Health systems should begin positioning themselves for success by cultivating necessary pharmacist and information technology resources. Now is the time for strategic investment in personnel with specific stewardship training and experience in informatics that can bring pertinent data to the point of patient care to empower rational antimicrobial use.

As most health systems have converted or are in the process of converting to electronic medical record systems, the next logical step is to build informatics solutions to antimicrobial prescribing problems, such as screens that prompt clinicians to note the indication of therapy and duration when issuing a prescription. Prompting a meaningful evaluation of ongoing treatment, or “antimicrobial time-out,” at 48 hours of therapy, however, will require special care and attention. To appropriately evaluate the need for ongoing antimicrobial therapy, the clinician needs to review the originally prescribed regimen and indication for therapy, relevant laboratory and microbiology data, and clinical status of the patient. Without a thoughtful approach, it is unlikely that the antimicrobial time-out would be successful because it would simply be bypassed by the vast majority of providers.

Global consensus is that antimicrobial resistance is a threat that no sector can ignore or manage on its own. Pharmacists, in collaboration with other health systems professionals, stand to gain tremendously from the advance of antimicrobial stewardship programs in the United States and around the world.


Ashley Marx, PharmD, BCPS, is a clinical pharmacy specialist in infectious diseases at UNC Medical Center and assistant professor of clinical education at UNC Eshelman School of Pharmacy.

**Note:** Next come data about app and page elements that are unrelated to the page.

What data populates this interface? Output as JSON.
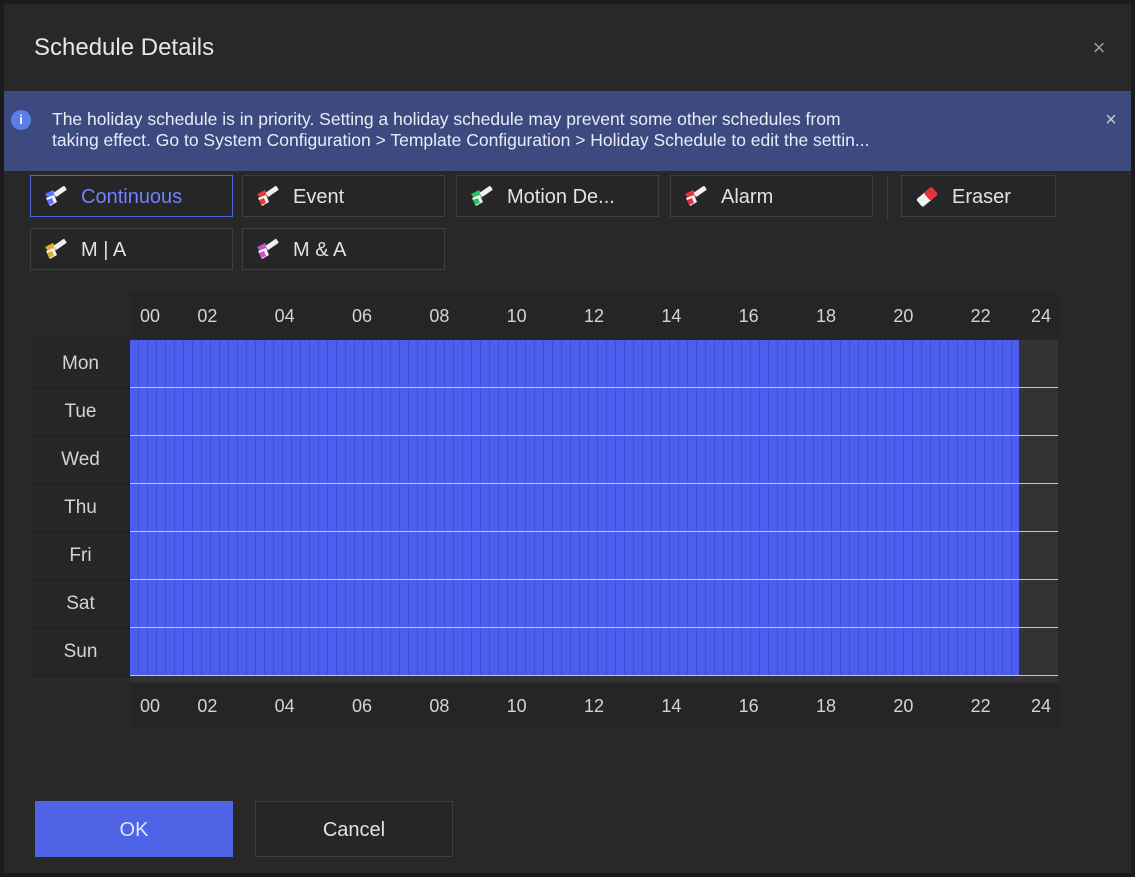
{
  "dialog": {
    "title": "Schedule Details",
    "close_label": "×"
  },
  "banner": {
    "info_glyph": "i",
    "line1": "The holiday schedule is in priority. Setting a holiday schedule may prevent some other schedules from",
    "line2": "taking effect. Go to System Configuration > Template Configuration > Holiday Schedule to edit the settin...",
    "close_label": "×"
  },
  "tools": [
    {
      "label": "Continuous",
      "icon": "brush-icon",
      "color": "#5b74ff",
      "active": true
    },
    {
      "label": "Event",
      "icon": "brush-icon",
      "color": "#e23c3c",
      "active": false
    },
    {
      "label": "Motion De...",
      "icon": "brush-icon",
      "color": "#2fbf6a",
      "active": false
    },
    {
      "label": "Alarm",
      "icon": "brush-icon",
      "color": "#e6313b",
      "active": false
    },
    {
      "label": "Eraser",
      "icon": "eraser-icon",
      "color": "#e6313b",
      "active": false
    },
    {
      "label": "M | A",
      "icon": "brush-icon",
      "color": "#e0b020",
      "active": false
    },
    {
      "label": "M & A",
      "icon": "brush-icon",
      "color": "#c84fd2",
      "active": false
    }
  ],
  "schedule": {
    "hour_labels": [
      "00",
      "02",
      "04",
      "06",
      "08",
      "10",
      "12",
      "14",
      "16",
      "18",
      "20",
      "22",
      "24"
    ],
    "days": [
      "Mon",
      "Tue",
      "Wed",
      "Thu",
      "Fri",
      "Sat",
      "Sun"
    ],
    "filled_hours_per_day": [
      23,
      23,
      23,
      23,
      23,
      23,
      23
    ],
    "fill_color": "#4d5ded"
  },
  "buttons": {
    "ok": "OK",
    "cancel": "Cancel"
  }
}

References
  1. The White House, Office of the Press Secretary. Executive order—combating antibiotic-resistant bacteria. Exec. Order No. 13676, 3 CFR. www.whitehouse.gov/the-press-office/2014/09/18/executive-order-combating-antibiotic-resistant-bacteria. Effective September 18, 2014.
  2. National action plan for combating antibiotic-resistant bacteria. The White House website. www.whitehouse.gov/sites/default/files/docs/national_action_plan_for_combating_antibotic-resistant_bacteria.pdf. Published March 2015.
  3. President’s Council of Advisors on Science and Technology. Report to the President on combating antibiotic resistance. The White House website. http://1.usa.gov/1qhDgF6. Published September 2014.
  4. Antimicrobial resistance: draft global action plan on antimicrobial resistance. World Health Organization website. http://apps.who.int/gb/ebwha/pdf_files/WHA68/A68_20-en.pdf?ua=1. Published March 27, 2015.
  5. Cal SB 1311 (2014) (codified at Cal Health and Safety Code 1288.85).
  6. Hospital infection control worksheet. Centers for Medicare & Medicaid Services website. http://go.cms.gov/1B6NCSV. Published November 26, 2014.